In a Level 4 Autonomous Truck, the driving system monitors the driving environment. The driver’s attention is not needed to operate the vehicle safely. Level 4 vehicles operate in designated areas. Outside these areas, the driver is responsible for the safe operation of the vehicle. A Level 5 Autonomous Truck is completely driverless under any circumstance. For more information on the different levels of automation, check out the Self-driving car Wikipedia page.
Another company working on self-driving trucks is Locomation, which wrote an open letter informing truck drivers why self-driving trucks will be good for them. They are developing technology to creating semi-self-driving convoys. The lead truck will be operated by a driver, while the truck right behind it will be driven by the Locomation system, while the driver of that truck sleeps. This will enable driver teams to operate two trucks for 20-22 hours per day.
After Hyundai announced their hydrogen fuel plans for the future, including the Truck of the Future, Honda couldn’t stay behind. They have announced that they will spend more than $45 billion on research and development. They will work on rockets, robots, and electric vertical takeoff and landing aircraft (eVTOL). For range, they will not equip this eVTOL with fully electric propulsion systems but rely on hybrid solutions adding gas turbines. For now, the eVTOL vehicles are aimed at transporting people.
Toyota is also working on self-driving vehicles. It has bought Renovo Motors, which is a start-up that makes operating systems for autonomous vehicles. The Verge writes:
Toyota established Woven Planet in January 2021 to invest in and develop mobility with artificial intelligence. Since then, the company has been on a shopping spree, acquiring Carmera, a firm that provides real-time, high-definition maps and data for driverless vehicles, and Lyft’s Level 5 autonomous vehicle division.
Drones (~ Novaa)
Drones. A topic we touch upon often on the LogisticsMatter blog. There is a lot to write about this topic because there are many different companies, start-ups, and large parcel carriers working on enabling drone delivery. I came across an excellent article on Freightwaves this week about two great examples: Flytrex and Matternet.
Flytrex pivoted its focus to B2C deliveries. Today, its drones operate out of stations located in two Fayetteville, North Carolina-area shopping centres. The autonomous drones deliver from the centres’ stores — including Walmart — to customers in surrounding suburbs who can order via Flytrex’s phone app.
Matternet’s drones are one piece in the company’s end-to-end delivery offering, said Jon Michaeli, the company’s global head of sales and business development.

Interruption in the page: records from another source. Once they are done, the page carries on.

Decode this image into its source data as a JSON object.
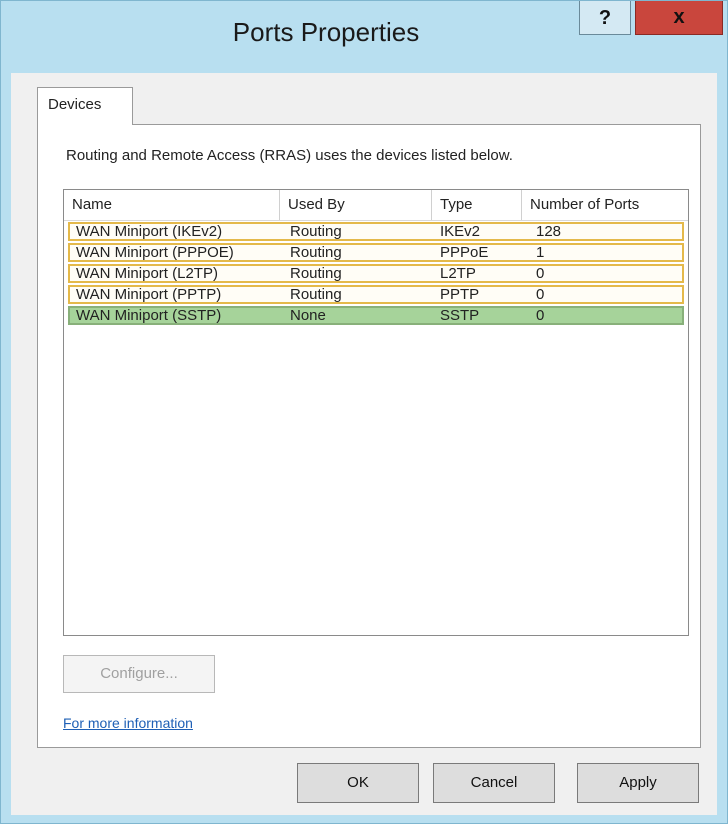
{
  "window": {
    "title": "Ports Properties",
    "help_label": "?",
    "close_label": "x"
  },
  "tabs": [
    {
      "label": "Devices",
      "selected": true
    }
  ],
  "description": "Routing and Remote Access (RRAS) uses the devices listed below.",
  "table": {
    "columns": [
      "Name",
      "Used By",
      "Type",
      "Number of Ports"
    ],
    "rows": [
      {
        "name": "WAN Miniport (IKEv2)",
        "used_by": "Routing",
        "type": "IKEv2",
        "ports": "128"
      },
      {
        "name": "WAN Miniport (PPPOE)",
        "used_by": "Routing",
        "type": "PPPoE",
        "ports": "1"
      },
      {
        "name": "WAN Miniport (L2TP)",
        "used_by": "Routing",
        "type": "L2TP",
        "ports": "0"
      },
      {
        "name": "WAN Miniport (PPTP)",
        "used_by": "Routing",
        "type": "PPTP",
        "ports": "0"
      },
      {
        "name": "WAN Miniport (SSTP)",
        "used_by": "None",
        "type": "SSTP",
        "ports": "0",
        "selected": true
      }
    ]
  },
  "configure_label": "Configure...",
  "more_info_label": "For more information",
  "buttons": {
    "ok": "OK",
    "cancel": "Cancel",
    "apply": "Apply"
  },
  "colors": {
    "titlebar": "#b8dff0",
    "close_button": "#c9463d",
    "row_outline": "#e4b94a",
    "selected_row": "#a6d39a",
    "link": "#1e5fb5"
  }
}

There’s also Matternet’s stations, in which payloads are deposited and inserted into the drones. Finally, there’s the company’s software platform that generates routes and controls all Matternet assets.
Also, check out Drone Disruptors: Matternet is taking cities into the skies. Some excellent videos there about the approach Matternet is taking.
The Robots (~ Kraftwerk)
According to a recent press release, research by Gartner has found that there will be a growing interest from retailers and warehousing companies alike in smart robots. These robots can be used to both support and replace retail and warehouse workers. Some of the findings:
* “Over the next year we expect pilots and implementations of smart robots in physical stores and warehouse environments to persist. As a result, they will continue to garner significant attention and interest from both retailers and consumers alike.”
* “Smart robots can be added incrementally and deliver significant value, without large-scale deployment or disruption. A single robot can deliver a significant return on investment; therefore, investments can be incremental over several years.”
* “Smart robots enable real-time data capture and analysis essential for unified commerce execution. However, the data must also be connected to store and back-office systems to realize full potential.”
An excellent example of a retailer testing robots in stores is Hy-Vee. Hy-vee is using robots to keep track of items on shelves. The robots move through the isles and take stock of what’s on the shelves with high definition cameras. Simbe Robotics produces the robots. The robots are tested in five different stores.